WHAT YOU HAVE TO DO
Look through the data below. Show each line where the string "JSON" occurs.

....

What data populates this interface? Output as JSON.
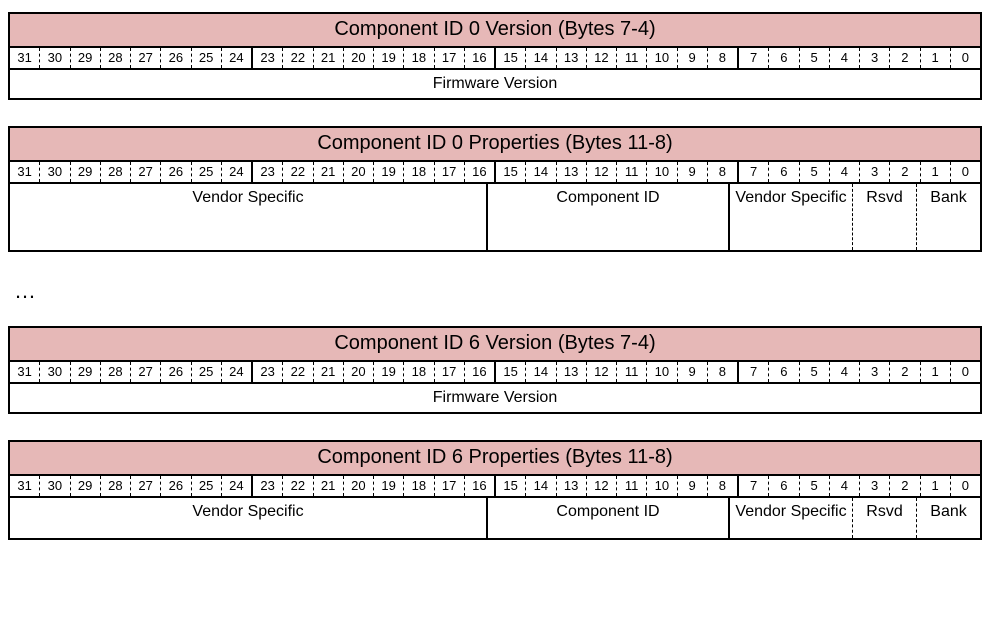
{
  "bits": [
    "31",
    "30",
    "29",
    "28",
    "27",
    "26",
    "25",
    "24",
    "23",
    "22",
    "21",
    "20",
    "19",
    "18",
    "17",
    "16",
    "15",
    "14",
    "13",
    "12",
    "11",
    "10",
    "9",
    "8",
    "7",
    "6",
    "5",
    "4",
    "3",
    "2",
    "1",
    "0"
  ],
  "ellipsis": "…",
  "reg1": {
    "title": "Component ID 0 Version (Bytes 7-4)",
    "field_full": "Firmware Version"
  },
  "reg2": {
    "title": "Component ID 0 Properties (Bytes 11-8)",
    "f_vs16": "Vendor Specific",
    "f_cid": "Component ID",
    "f_vs4": "Vendor Specific",
    "f_rsvd": "Rsvd",
    "f_bank": "Bank"
  },
  "reg3": {
    "title": "Component ID 6 Version (Bytes 7-4)",
    "field_full": "Firmware Version"
  },
  "reg4": {
    "title": "Component ID 6 Properties (Bytes 11-8)",
    "f_vs16": "Vendor Specific",
    "f_cid": "Component ID",
    "f_vs4": "Vendor Specific",
    "f_rsvd": "Rsvd",
    "f_bank": "Bank"
  }
}
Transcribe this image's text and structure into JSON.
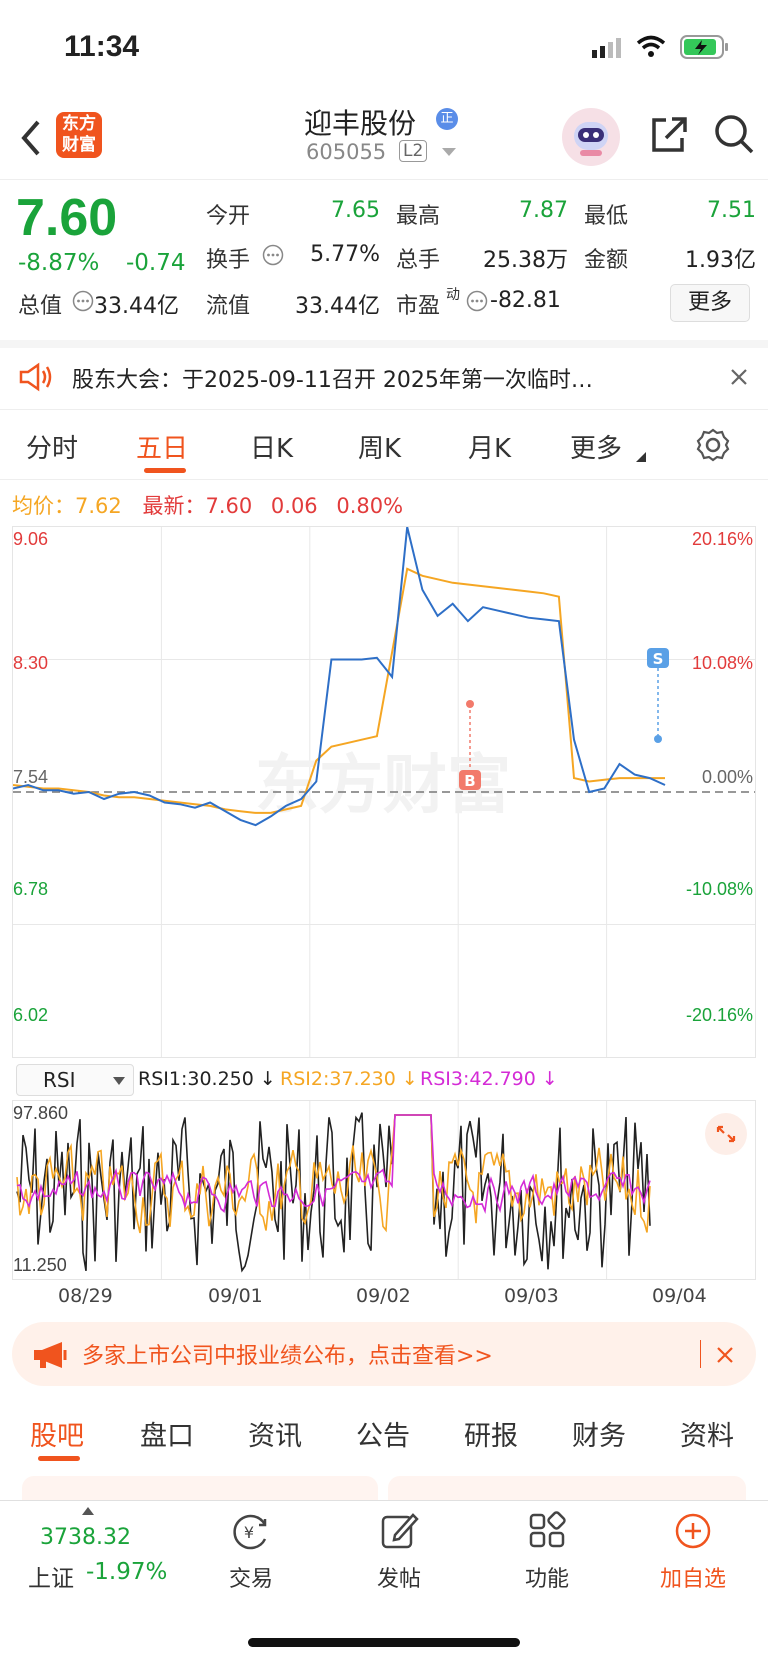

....

SOLUTION TO THE PROBLEM
What data populates this interface? Output as JSON.
Transcribe this image's text and structure into JSON.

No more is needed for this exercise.